• _What you have to do_
Nothing but the pictures should go missing; return all the entries below exactly.

• _Data records_
====================

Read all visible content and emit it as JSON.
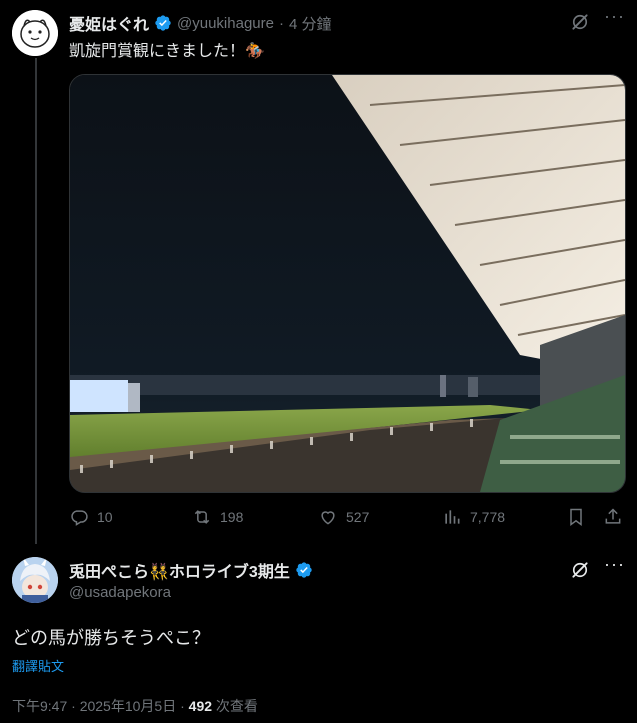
{
  "tweet1": {
    "name": "憂姫はぐれ",
    "handle": "@yuukihagure",
    "separator": "·",
    "time": "4 分鐘",
    "text": "凱旋門賞観にきました！🏇",
    "actions": {
      "replies": "10",
      "retweets": "198",
      "likes": "527",
      "views": "7,778"
    }
  },
  "tweet2": {
    "name": "兎田ぺこら👯ホロライブ3期生",
    "handle": "@usadapekora",
    "text": "どの馬が勝ちそうぺこ？",
    "translate": "翻譯貼文",
    "timestamp": "下午9:47 · 2025年10月5日",
    "dot": "·",
    "views_count": "492",
    "views_label": "次查看"
  },
  "colors": {
    "background": "#000000",
    "text": "#e7e9ea",
    "muted": "#71767b",
    "link": "#1d9bf0",
    "verified": "#1d9bf0",
    "border": "#2f3336"
  }
}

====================

• _Answer box_
Read all visible content and emit it as JSON.
{
  "tweet1": {
    "name": "憂姫はぐれ",
    "handle": "@yuukihagure",
    "separator": "·",
    "time": "4 分鐘",
    "text": "凱旋門賞観にきました！🏇",
    "actions": {
      "replies": "10",
      "retweets": "198",
      "likes": "527",
      "views": "7,778"
    }
  },
  "tweet2": {
    "name": "兎田ぺこら👯ホロライブ3期生",
    "handle": "@usadapekora",
    "text": "どの馬が勝ちそうぺこ？",
    "translate": "翻譯貼文",
    "timestamp": "下午9:47 · 2025年10月5日",
    "dot": "·",
    "views_count": "492",
    "views_label": "次查看"
  },
  "colors": {
    "background": "#000000",
    "text": "#e7e9ea",
    "muted": "#71767b",
    "link": "#1d9bf0",
    "verified": "#1d9bf0",
    "border": "#2f3336"
  }
}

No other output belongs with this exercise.